Responding to the FSA consultation paper on enforcement and financial penalties, the SII Compliance Professional Interest Forum says the FSA is over-reliant on using penalties to change behaviour.
It says: “The focus on penalties has excluded what must be the primary aim of the enforcement regime – to change behaviour. This cannot be achieved without equal prominence being given to the detection regime.

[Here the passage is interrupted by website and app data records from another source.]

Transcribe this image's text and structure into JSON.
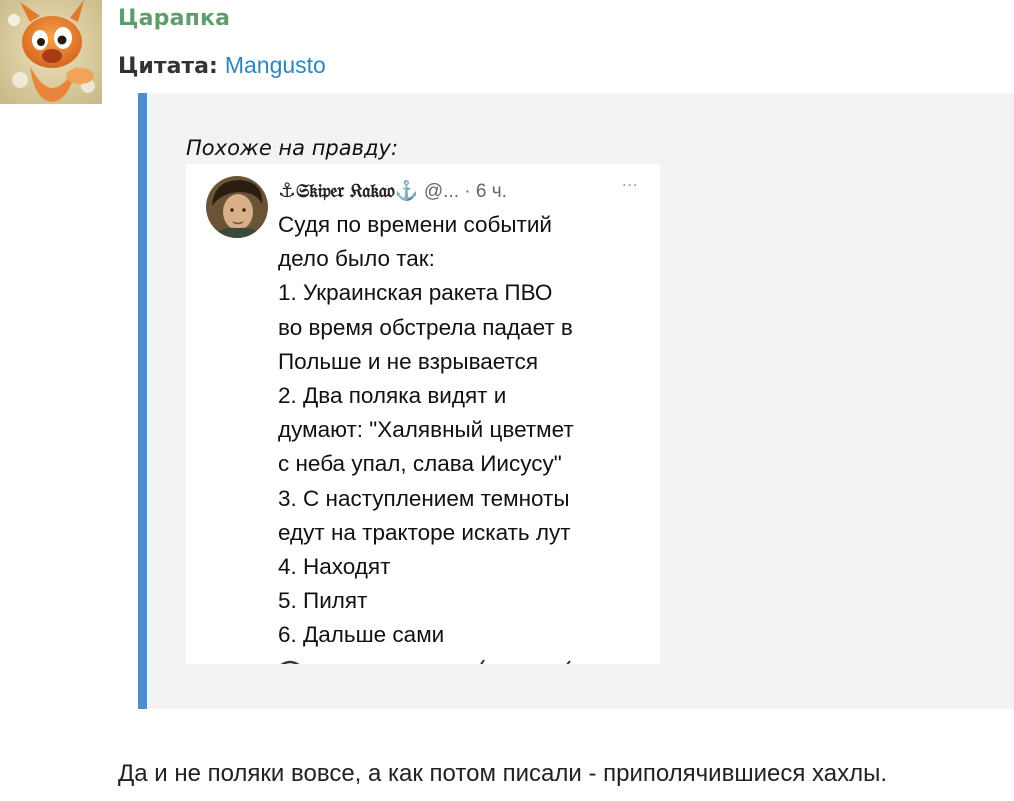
{
  "post": {
    "username": "Царапка",
    "quote": {
      "label": "Цитата:",
      "author": "Mangusto",
      "intro": "Похоже на правду:"
    },
    "reply": "Да и не поляки вовсе, а как потом писали - приполячившиеся хахлы."
  },
  "embedded_tweet": {
    "anchor_glyph": "⚓",
    "display_name": "𝔖𝔨𝔦𝔭𝔢𝔯 𝔎𝔞𝔨𝔞𝔬⚓",
    "handle_time": "@... · 6 ч.",
    "more": "···",
    "lines": [
      "Судя по времени событий",
      "дело было так:",
      "1. Украинская ракета ПВО",
      "во время обстрела падает в",
      "Польше и не взрывается",
      "2. Два поляка видят и",
      "думают: \"Халявный цветмет",
      "с неба упал, слава Иисусу\"",
      "3. С наступлением темноты",
      "едут на тракторе искать лут",
      "4. Находят",
      "5. Пилят",
      "6. Дальше сами"
    ]
  },
  "colors": {
    "username": "#5f9d6d",
    "author_link": "#2e86c1",
    "quote_bar": "#4d8fcc",
    "quote_bg": "#f3f3f3"
  },
  "icons": {
    "user_avatar": "orange-cartoon-avatar",
    "tweet_avatar": "portrait-avatar",
    "more": "more-dots-icon"
  }
}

Thus we believe that the focus of the discussion paper is too far weighted to penalties as a cure for non-compliant behaviour, rather than detection as a prevention.”

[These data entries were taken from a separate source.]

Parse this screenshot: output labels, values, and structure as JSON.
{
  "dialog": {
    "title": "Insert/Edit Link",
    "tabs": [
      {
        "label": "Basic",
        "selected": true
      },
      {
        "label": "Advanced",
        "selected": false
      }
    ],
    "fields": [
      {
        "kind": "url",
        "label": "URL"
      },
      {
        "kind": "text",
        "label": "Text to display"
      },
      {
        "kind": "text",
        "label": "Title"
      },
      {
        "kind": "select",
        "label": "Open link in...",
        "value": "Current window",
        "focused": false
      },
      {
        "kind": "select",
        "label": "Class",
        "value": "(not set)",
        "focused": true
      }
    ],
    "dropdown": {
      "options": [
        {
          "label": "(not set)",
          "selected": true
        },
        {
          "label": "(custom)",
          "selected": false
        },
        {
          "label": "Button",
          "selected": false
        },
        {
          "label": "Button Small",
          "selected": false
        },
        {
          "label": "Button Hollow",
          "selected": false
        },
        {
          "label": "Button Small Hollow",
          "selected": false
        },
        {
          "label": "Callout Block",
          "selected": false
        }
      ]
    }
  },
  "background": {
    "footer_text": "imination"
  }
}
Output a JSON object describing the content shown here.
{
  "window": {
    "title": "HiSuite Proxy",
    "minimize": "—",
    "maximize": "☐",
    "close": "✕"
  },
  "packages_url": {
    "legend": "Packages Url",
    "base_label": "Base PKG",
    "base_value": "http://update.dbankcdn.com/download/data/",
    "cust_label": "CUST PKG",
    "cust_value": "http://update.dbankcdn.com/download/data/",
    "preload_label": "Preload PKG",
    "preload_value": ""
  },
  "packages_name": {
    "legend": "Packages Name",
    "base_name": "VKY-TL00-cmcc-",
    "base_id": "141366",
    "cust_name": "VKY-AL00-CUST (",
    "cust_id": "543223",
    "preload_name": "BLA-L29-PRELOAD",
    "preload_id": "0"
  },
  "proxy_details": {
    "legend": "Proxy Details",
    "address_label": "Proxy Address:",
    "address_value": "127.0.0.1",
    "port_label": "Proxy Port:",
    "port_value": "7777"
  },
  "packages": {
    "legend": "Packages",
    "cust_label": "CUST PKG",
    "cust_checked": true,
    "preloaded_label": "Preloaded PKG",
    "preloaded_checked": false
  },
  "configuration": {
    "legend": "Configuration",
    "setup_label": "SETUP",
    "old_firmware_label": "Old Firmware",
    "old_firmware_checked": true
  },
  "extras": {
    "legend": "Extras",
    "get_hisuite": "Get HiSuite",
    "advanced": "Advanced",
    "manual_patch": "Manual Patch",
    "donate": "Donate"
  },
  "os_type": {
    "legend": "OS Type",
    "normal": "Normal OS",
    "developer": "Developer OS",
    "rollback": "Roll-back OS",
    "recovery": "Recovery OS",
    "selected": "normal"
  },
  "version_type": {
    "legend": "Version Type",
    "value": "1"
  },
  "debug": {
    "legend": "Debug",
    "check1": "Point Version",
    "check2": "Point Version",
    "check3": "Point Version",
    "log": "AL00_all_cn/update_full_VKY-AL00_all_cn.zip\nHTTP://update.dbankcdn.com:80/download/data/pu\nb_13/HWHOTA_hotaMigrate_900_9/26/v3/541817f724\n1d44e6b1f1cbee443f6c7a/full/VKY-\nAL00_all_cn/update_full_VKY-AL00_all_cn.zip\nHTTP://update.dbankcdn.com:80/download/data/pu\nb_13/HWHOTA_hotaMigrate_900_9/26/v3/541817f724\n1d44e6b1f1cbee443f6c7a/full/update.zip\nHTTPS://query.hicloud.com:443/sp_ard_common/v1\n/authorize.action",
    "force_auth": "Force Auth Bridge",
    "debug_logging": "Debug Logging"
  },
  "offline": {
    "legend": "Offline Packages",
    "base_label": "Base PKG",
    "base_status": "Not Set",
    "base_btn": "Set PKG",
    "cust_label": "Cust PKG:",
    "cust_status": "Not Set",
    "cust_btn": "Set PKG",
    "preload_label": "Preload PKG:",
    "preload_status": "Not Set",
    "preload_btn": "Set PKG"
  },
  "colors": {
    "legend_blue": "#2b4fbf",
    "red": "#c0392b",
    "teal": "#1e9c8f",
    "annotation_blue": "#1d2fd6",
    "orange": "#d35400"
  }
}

The SII Forum adds that the FSA’s determination of penalties in cases against firms follows a one-size-fits-all policy that is “over reliant on mechanistic process”.
It says the minimum fine against individuals for market abuse of £100,000 is excessive and those found guilty are often “small people of limited means”.
SII Compliance Forum chairman Julian Sampson says: “Far greater deterrent effect would be achieved, and greater changes to behaviour result, if the FSA changed its focus from enforcement to supervision. The Forum believes that the FSA would have far greater impact on behaviour were it to actually visit those firms.”